Top of Records provided

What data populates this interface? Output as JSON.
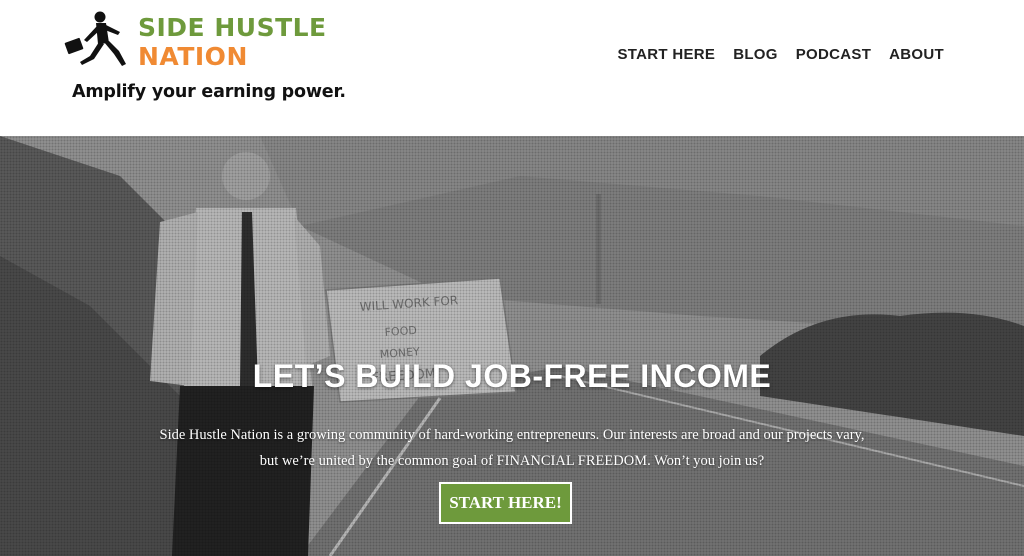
{
  "brand": {
    "line1": "SIDE HUSTLE",
    "line2": "NATION",
    "tagline": "Amplify your earning power.",
    "colors": {
      "green": "#6e9a3c",
      "orange": "#f08a33"
    }
  },
  "nav": {
    "items": [
      {
        "label": "START HERE"
      },
      {
        "label": "BLOG"
      },
      {
        "label": "PODCAST"
      },
      {
        "label": "ABOUT"
      }
    ]
  },
  "hero": {
    "heading": "LET’S BUILD JOB-FREE INCOME",
    "text": "Side Hustle Nation is a growing community of hard-working entrepreneurs. Our interests are broad and our projects vary, but we’re united by the common goal of FINANCIAL FREEDOM. Won’t you join us?",
    "button_label": "START HERE!",
    "sign_text": "WILL WORK FOR FOOD MONEY FREEDOM"
  }
}
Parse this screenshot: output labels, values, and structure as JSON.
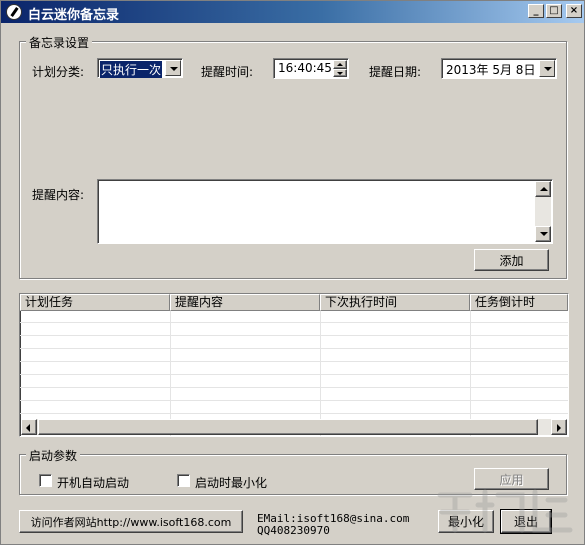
{
  "window": {
    "title": "白云迷你备忘录",
    "minimize_glyph": "_",
    "maximize_glyph": "□",
    "close_glyph": "×"
  },
  "settings": {
    "legend": "备忘录设置",
    "category_label": "计划分类:",
    "category_value": "只执行一次",
    "time_label": "提醒时间:",
    "time_value": "16:40:45",
    "date_label": "提醒日期:",
    "date_value": "2013年 5月 8日",
    "content_label": "提醒内容:",
    "content_value": "",
    "add_button": "添加"
  },
  "task_list": {
    "columns": [
      "计划任务",
      "提醒内容",
      "下次执行时间",
      "任务倒计时"
    ],
    "rows": []
  },
  "startup": {
    "legend": "启动参数",
    "autostart_label": "开机自动启动",
    "autostart_checked": false,
    "minimize_label": "启动时最小化",
    "minimize_checked": false,
    "apply_button": "应用"
  },
  "footer": {
    "visit_button": "访问作者网站http://www.isoft168.com",
    "email_text": "EMail:isoft168@sina.com",
    "qq_text": "QQ408230970",
    "minimize_button": "最小化",
    "exit_button": "退出"
  },
  "colors": {
    "titlebar_start": "#0a246a",
    "titlebar_end": "#a6caf0",
    "face": "#d4d0c8",
    "selection": "#0a246a"
  }
}
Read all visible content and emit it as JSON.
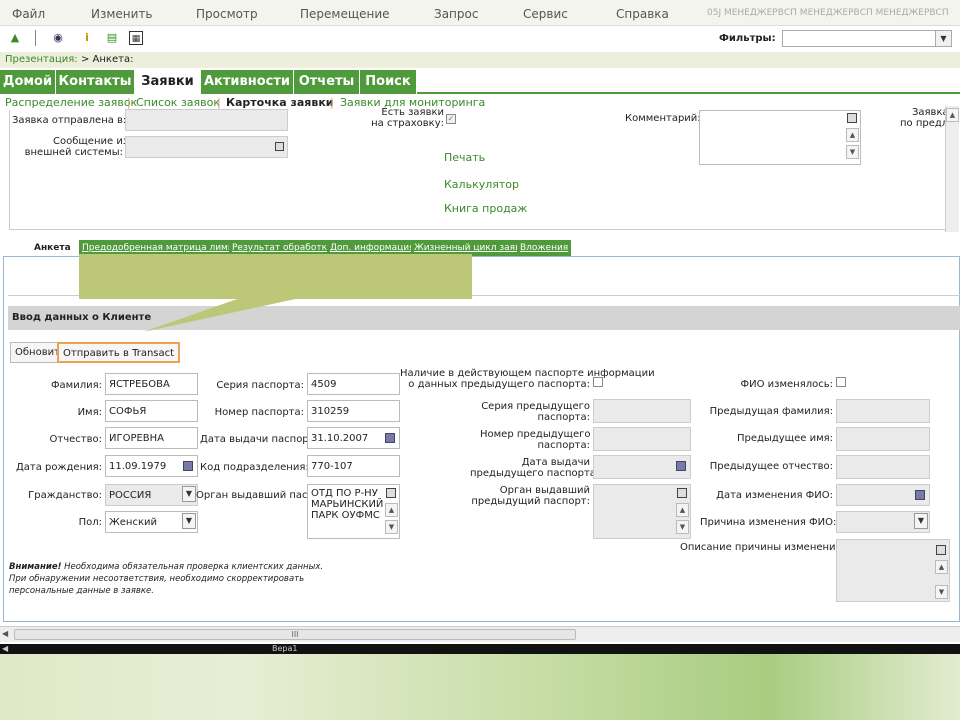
{
  "menu": {
    "items": [
      "Файл",
      "Изменить",
      "Просмотр",
      "Перемещение",
      "Запрос",
      "Сервис",
      "Справка"
    ],
    "user": "05J МЕНЕДЖЕРВСП МЕНЕДЖЕРВСП МЕНЕДЖЕРВСП"
  },
  "toolbar": {
    "filters_label": "Фильтры:",
    "filters_value": "",
    "icons": [
      "hierarchy-icon",
      "binoculars-icon",
      "info-icon",
      "document-icon",
      "calculator-icon"
    ]
  },
  "breadcrumb": {
    "root": "Презентация:",
    "current": "> Анкета:"
  },
  "nav": {
    "tabs": [
      "Домой",
      "Контакты",
      "Заявки",
      "Активности",
      "Отчеты",
      "Поиск"
    ],
    "active": "Заявки"
  },
  "subnav": {
    "items": [
      "Распределение заявок",
      "Список заявок",
      "Карточка заявки",
      "Заявки для мониторинга"
    ],
    "active": "Карточка заявки"
  },
  "top_form": {
    "sent_to_label": "Заявка отправлена в:",
    "sent_to_value": "",
    "ext_msg_label_1": "Сообщение из",
    "ext_msg_label_2": "внешней системы:",
    "ext_msg_value": "",
    "insurance_label_1": "Есть заявки",
    "insurance_label_2": "на страховку:",
    "comment_label": "Комментарий:",
    "comment_value": "",
    "right_label_1": "Заявка",
    "right_label_2": "по предл",
    "links": [
      "Печать",
      "Калькулятор",
      "Книга продаж"
    ]
  },
  "inner_tabs": {
    "items": [
      "Анкета",
      "Предодобренная матрица лимитов",
      "Результат обработки",
      "Доп. информация",
      "Жизненный цикл заявки",
      "Вложения"
    ],
    "active": "Анкета"
  },
  "section": {
    "title": "Ввод данных о Клиенте",
    "btn_refresh": "Обновить",
    "btn_send": "Отправить в Transact"
  },
  "client": {
    "lastname_label": "Фамилия:",
    "lastname": "ЯСТРЕБОВА",
    "firstname_label": "Имя:",
    "firstname": "СОФЬЯ",
    "patronymic_label": "Отчество:",
    "patronymic": "ИГОРЕВНА",
    "birth_label": "Дата рождения:",
    "birth": "11.09.1979",
    "citizenship_label": "Гражданство:",
    "citizenship": "РОССИЯ",
    "gender_label": "Пол:",
    "gender": "Женский"
  },
  "passport": {
    "series_label": "Серия паспорта:",
    "series": "4509",
    "number_label": "Номер паспорта:",
    "number": "310259",
    "issue_date_label": "Дата выдачи паспорта:",
    "issue_date": "31.10.2007",
    "dept_code_label": "Код подразделения:",
    "dept_code": "770-107",
    "issuer_label": "Орган выдавший паспорт:",
    "issuer_lines": [
      "ОТД ПО Р-НУ",
      "МАРЬИНСКИЙ",
      "ПАРК ОУФМС"
    ]
  },
  "prev_passport": {
    "has_info_label_1": "Наличие в действующем паспорте информации",
    "has_info_label_2": "о данных предыдущего паспорта:",
    "series_label_1": "Серия предыдущего",
    "series_label_2": "паспорта:",
    "number_label_1": "Номер предыдущего",
    "number_label_2": "паспорта:",
    "date_label_1": "Дата выдачи",
    "date_label_2": "предыдущего паспорта:",
    "issuer_label_1": "Орган выдавший",
    "issuer_label_2": "предыдущий паспорт:"
  },
  "fio_change": {
    "changed_label": "ФИО изменялось:",
    "prev_lastname_label": "Предыдущая фамилия:",
    "prev_firstname_label": "Предыдущее имя:",
    "prev_patronymic_label": "Предыдущее отчество:",
    "change_date_label": "Дата изменения ФИО:",
    "reason_label": "Причина изменения ФИО:",
    "reason_desc_label": "Описание причины изменения ФИО:"
  },
  "warning": {
    "bold": "Внимание!",
    "line1": " Необходима обязательная проверка клиентских данных.",
    "line2": "При обнаружении несоответствия, необходимо скорректировать",
    "line3": "персональные данные в заявке."
  },
  "bottom": {
    "hscroll_grip": "III",
    "taskbar_text": "Вера1"
  },
  "colors": {
    "nav_green": "#4f9a3b",
    "link_green": "#3a8a2a",
    "callout": "#bcc878",
    "focus_orange": "#f0a050"
  }
}
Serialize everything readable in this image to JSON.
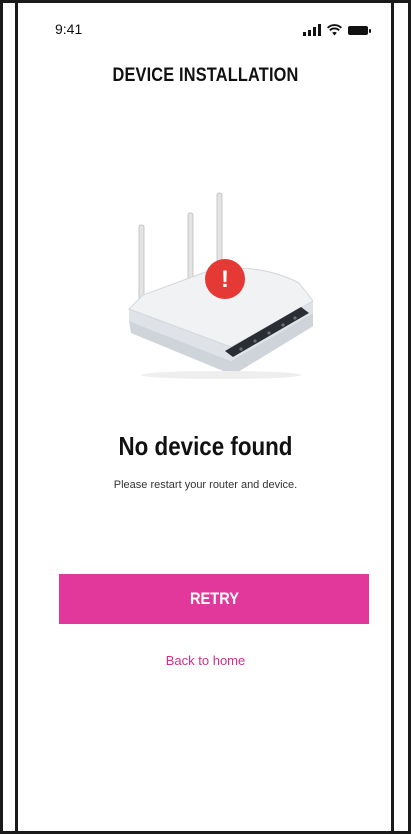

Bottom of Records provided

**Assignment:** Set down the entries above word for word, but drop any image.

**Response area:**
What data populates this interface? Output as JSON.
{
  "brand": {
    "line1": "SIDE HUSTLE",
    "line2": "NATION",
    "tagline": "Amplify your earning power.",
    "colors": {
      "green": "#6e9a3c",
      "orange": "#f08a33"
    }
  },
  "nav": {
    "items": [
      {
        "label": "START HERE"
      },
      {
        "label": "BLOG"
      },
      {
        "label": "PODCAST"
      },
      {
        "label": "ABOUT"
      }
    ]
  },
  "hero": {
    "heading": "LET’S BUILD JOB-FREE INCOME",
    "text": "Side Hustle Nation is a growing community of hard-working entrepreneurs. Our interests are broad and our projects vary, but we’re united by the common goal of FINANCIAL FREEDOM. Won’t you join us?",
    "button_label": "START HERE!",
    "sign_text": "WILL WORK FOR FOOD MONEY FREEDOM"
  }
}
Parse this screenshot: output labels, values, and structure as JSON.
{
  "window": {
    "title": "白云迷你备忘录",
    "minimize_glyph": "_",
    "maximize_glyph": "□",
    "close_glyph": "×"
  },
  "settings": {
    "legend": "备忘录设置",
    "category_label": "计划分类:",
    "category_value": "只执行一次",
    "time_label": "提醒时间:",
    "time_value": "16:40:45",
    "date_label": "提醒日期:",
    "date_value": "2013年 5月 8日",
    "content_label": "提醒内容:",
    "content_value": "",
    "add_button": "添加"
  },
  "task_list": {
    "columns": [
      "计划任务",
      "提醒内容",
      "下次执行时间",
      "任务倒计时"
    ],
    "rows": []
  },
  "startup": {
    "legend": "启动参数",
    "autostart_label": "开机自动启动",
    "autostart_checked": false,
    "minimize_label": "启动时最小化",
    "minimize_checked": false,
    "apply_button": "应用"
  },
  "footer": {
    "visit_button": "访问作者网站http://www.isoft168.com",
    "email_text": "EMail:isoft168@sina.com",
    "qq_text": "QQ408230970",
    "minimize_button": "最小化",
    "exit_button": "退出"
  },
  "colors": {
    "titlebar_start": "#0a246a",
    "titlebar_end": "#a6caf0",
    "face": "#d4d0c8",
    "selection": "#0a246a"
  }
}
Read all visible content and emit it as JSON.
{
  "menu": {
    "items": [
      "Файл",
      "Изменить",
      "Просмотр",
      "Перемещение",
      "Запрос",
      "Сервис",
      "Справка"
    ],
    "user": "05J МЕНЕДЖЕРВСП МЕНЕДЖЕРВСП МЕНЕДЖЕРВСП"
  },
  "toolbar": {
    "filters_label": "Фильтры:",
    "filters_value": "",
    "icons": [
      "hierarchy-icon",
      "binoculars-icon",
      "info-icon",
      "document-icon",
      "calculator-icon"
    ]
  },
  "breadcrumb": {
    "root": "Презентация:",
    "current": "> Анкета:"
  },
  "nav": {
    "tabs": [
      "Домой",
      "Контакты",
      "Заявки",
      "Активности",
      "Отчеты",
      "Поиск"
    ],
    "active": "Заявки"
  },
  "subnav": {
    "items": [
      "Распределение заявок",
      "Список заявок",
      "Карточка заявки",
      "Заявки для мониторинга"
    ],
    "active": "Карточка заявки"
  },
  "top_form": {
    "sent_to_label": "Заявка отправлена в:",
    "sent_to_value": "",
    "ext_msg_label_1": "Сообщение из",
    "ext_msg_label_2": "внешней системы:",
    "ext_msg_value": "",
    "insurance_label_1": "Есть заявки",
    "insurance_label_2": "на страховку:",
    "comment_label": "Комментарий:",
    "comment_value": "",
    "right_label_1": "Заявка",
    "right_label_2": "по предл",
    "links": [
      "Печать",
      "Калькулятор",
      "Книга продаж"
    ]
  },
  "inner_tabs": {
    "items": [
      "Анкета",
      "Предодобренная матрица лимитов",
      "Результат обработки",
      "Доп. информация",
      "Жизненный цикл заявки",
      "Вложения"
    ],
    "active": "Анкета"
  },
  "section": {
    "title": "Ввод данных о Клиенте",
    "btn_refresh": "Обновить",
    "btn_send": "Отправить в Transact"
  },
  "client": {
    "lastname_label": "Фамилия:",
    "lastname": "ЯСТРЕБОВА",
    "firstname_label": "Имя:",
    "firstname": "СОФЬЯ",
    "patronymic_label": "Отчество:",
    "patronymic": "ИГОРЕВНА",
    "birth_label": "Дата рождения:",
    "birth": "11.09.1979",
    "citizenship_label": "Гражданство:",
    "citizenship": "РОССИЯ",
    "gender_label": "Пол:",
    "gender": "Женский"
  },
  "passport": {
    "series_label": "Серия паспорта:",
    "series": "4509",
    "number_label": "Номер паспорта:",
    "number": "310259",
    "issue_date_label": "Дата выдачи паспорта:",
    "issue_date": "31.10.2007",
    "dept_code_label": "Код подразделения:",
    "dept_code": "770-107",
    "issuer_label": "Орган выдавший паспорт:",
    "issuer_lines": [
      "ОТД ПО Р-НУ",
      "МАРЬИНСКИЙ",
      "ПАРК ОУФМС"
    ]
  },
  "prev_passport": {
    "has_info_label_1": "Наличие в действующем паспорте информации",
    "has_info_label_2": "о данных предыдущего паспорта:",
    "series_label_1": "Серия предыдущего",
    "series_label_2": "паспорта:",
    "number_label_1": "Номер предыдущего",
    "number_label_2": "паспорта:",
    "date_label_1": "Дата выдачи",
    "date_label_2": "предыдущего паспорта:",
    "issuer_label_1": "Орган выдавший",
    "issuer_label_2": "предыдущий паспорт:"
  },
  "fio_change": {
    "changed_label": "ФИО изменялось:",
    "prev_lastname_label": "Предыдущая фамилия:",
    "prev_firstname_label": "Предыдущее имя:",
    "prev_patronymic_label": "Предыдущее отчество:",
    "change_date_label": "Дата изменения ФИО:",
    "reason_label": "Причина изменения ФИО:",
    "reason_desc_label": "Описание причины изменения ФИО:"
  },
  "warning": {
    "bold": "Внимание!",
    "line1": " Необходима обязательная проверка клиентских данных.",
    "line2": "При обнаружении несоответствия, необходимо скорректировать",
    "line3": "персональные данные в заявке."
  },
  "bottom": {
    "hscroll_grip": "III",
    "taskbar_text": "Вера1"
  },
  "colors": {
    "nav_green": "#4f9a3b",
    "link_green": "#3a8a2a",
    "callout": "#bcc878",
    "focus_orange": "#f0a050"
  }
}
Serialize everything readable in this image to JSON.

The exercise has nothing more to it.